Ok, I looked it up, footnote 37 of the 2002 Edition for the 14th Amendment section(not on page 1006-1007) says no such thing, it is simply a summary of the Slaughterhouse opinion. p. 1679

http://www.gpo.gov/fdsys/pkg/GPO-CONAN-2002/pdf/GPO-CONAN-20...

When we talk about Sections 1 and 2 of the 14th Amendment we are talking about RESTRICTIONS ON THE STATES, not the Federal Government. The Federal Government is still bound by the Bill of Rights.

The Slaughterhouse opinion narrowly defined the scope of the 14th Amendment Priviliges and Immunities clause to narrow P+I to only US Citizens. The Court did not bother to define what the P+I are, but simply distinguished US citizens from State citizens.In the Slaughter-House Cases the court recognized two types of citizenship. The rights citizens have by being citizens of the United States are covered under the Privileges or Immunities Clause of the 14th Amendment, while the rights citizens have by being citizens of a state fall under the Privileges and Immunities Clause of Article Four.
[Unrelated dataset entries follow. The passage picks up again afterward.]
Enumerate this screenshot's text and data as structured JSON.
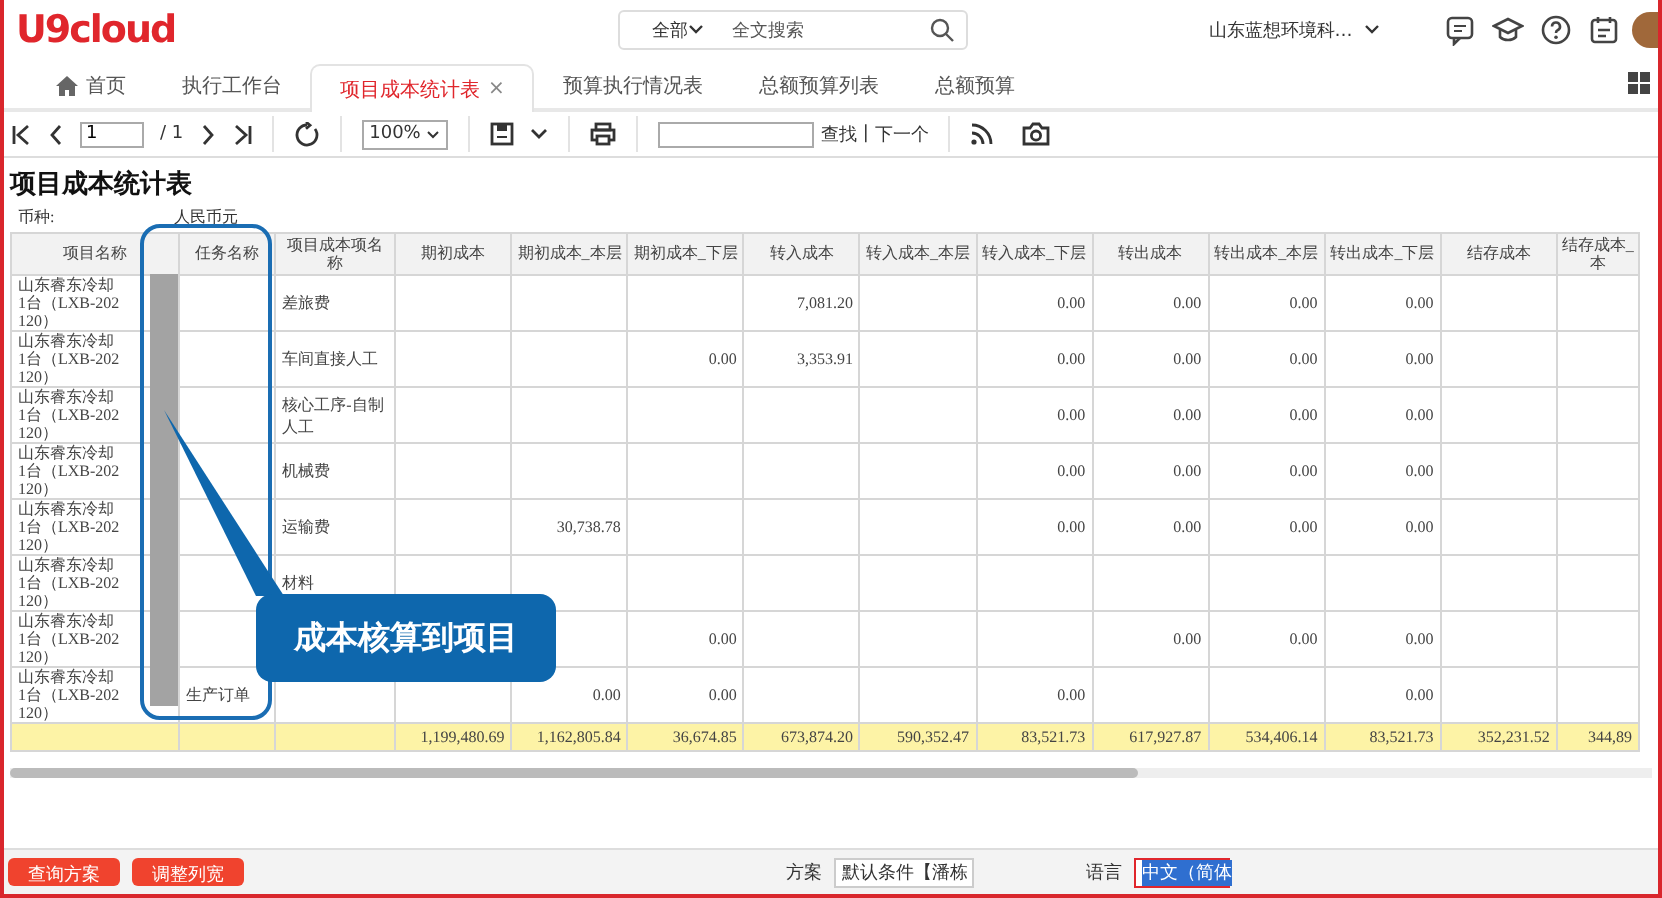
{
  "header": {
    "logo": "U9cloud",
    "search_scope": "全部",
    "search_placeholder": "全文搜索",
    "organization": "山东蓝想环境科…"
  },
  "tabs": [
    {
      "label": "首页",
      "kind": "home",
      "selected": false
    },
    {
      "label": "执行工作台",
      "kind": "plain",
      "selected": false
    },
    {
      "label": "项目成本统计表",
      "kind": "plain",
      "selected": true,
      "close": "×"
    },
    {
      "label": "预算执行情况表",
      "kind": "plain",
      "selected": false
    },
    {
      "label": "总额预算列表",
      "kind": "plain",
      "selected": false
    },
    {
      "label": "总额预算",
      "kind": "plain",
      "selected": false
    }
  ],
  "toolbar": {
    "page": "1",
    "page_total": "/ 1",
    "zoom": "100%",
    "find_button": "查找",
    "separator": "|",
    "next_button": "下一个"
  },
  "report": {
    "title": "项目成本统计表",
    "currency_label": "币种:",
    "currency": "人民币元",
    "columns": [
      "项目名称",
      "任务名称",
      "项目成本项名称",
      "期初成本",
      "期初成本_本层",
      "期初成本_下层",
      "转入成本",
      "转入成本_本层",
      "转入成本_下层",
      "转出成本",
      "转出成本_本层",
      "转出成本_下层",
      "结存成本",
      "结存成本_本"
    ],
    "rows": [
      {
        "project": [
          "山东睿东冷却",
          "1台（LXB-202",
          "120）"
        ],
        "cost_item": "差旅费",
        "values": {
          "in": "7,081.20",
          "in_lower": "0.00",
          "out": "0.00",
          "out_this": "0.00",
          "out_lower": "0.00"
        }
      },
      {
        "project": [
          "山东睿东冷却",
          "1台（LXB-202",
          "120）"
        ],
        "cost_item": "车间直接人工",
        "values": {
          "opening_lower": "0.00",
          "in": "3,353.91",
          "in_lower": "0.00",
          "out": "0.00",
          "out_this": "0.00",
          "out_lower": "0.00"
        }
      },
      {
        "project": [
          "山东睿东冷却",
          "1台（LXB-202",
          "120）"
        ],
        "cost_item": "核心工序-自制人工",
        "values": {
          "in_lower": "0.00",
          "out": "0.00",
          "out_this": "0.00",
          "out_lower": "0.00"
        }
      },
      {
        "project": [
          "山东睿东冷却",
          "1台（LXB-202",
          "120）"
        ],
        "cost_item": "机械费",
        "values": {
          "in_lower": "0.00",
          "out": "0.00",
          "out_this": "0.00",
          "out_lower": "0.00"
        }
      },
      {
        "project": [
          "山东睿东冷却",
          "1台（LXB-202",
          "120）"
        ],
        "cost_item": "运输费",
        "values": {
          "opening_this": "30,738.78",
          "in_lower": "0.00",
          "out": "0.00",
          "out_this": "0.00",
          "out_lower": "0.00"
        }
      },
      {
        "project": [
          "山东睿东冷却",
          "1台（LXB-202",
          "120）"
        ],
        "cost_item": "材料",
        "values": {}
      },
      {
        "project": [
          "山东睿东冷却",
          "1台（LXB-202",
          "120）"
        ],
        "values": {
          "opening_lower": "0.00",
          "out": "0.00",
          "out_this": "0.00",
          "out_lower": "0.00"
        }
      },
      {
        "project": [
          "山东睿东冷却",
          "1台（LXB-202",
          "120）"
        ],
        "task": "生产订单",
        "values": {
          "opening_this": "0.00",
          "opening_lower": "0.00",
          "in_lower": "0.00",
          "out_lower": "0.00"
        }
      }
    ],
    "total": [
      "1,199,480.69",
      "1,162,805.84",
      "36,674.85",
      "673,874.20",
      "590,352.47",
      "83,521.73",
      "617,927.87",
      "534,406.14",
      "83,521.73",
      "352,231.52",
      "344,89"
    ]
  },
  "annotation": {
    "callout": "成本核算到项目"
  },
  "bottom_bar": {
    "buttons": [
      "查询方案",
      "调整列宽"
    ],
    "scheme_label": "方案",
    "scheme": "默认条件【潘栋",
    "language_label": "语言",
    "language": "中文（简体"
  }
}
Rather than overturn Slaughterhouse, the modern Court has INCORPORATED the Bill of Rights as a restriction on the action of the states through the 14th Amendment's DUE PROCESS CLAUSE.

Ventura 2012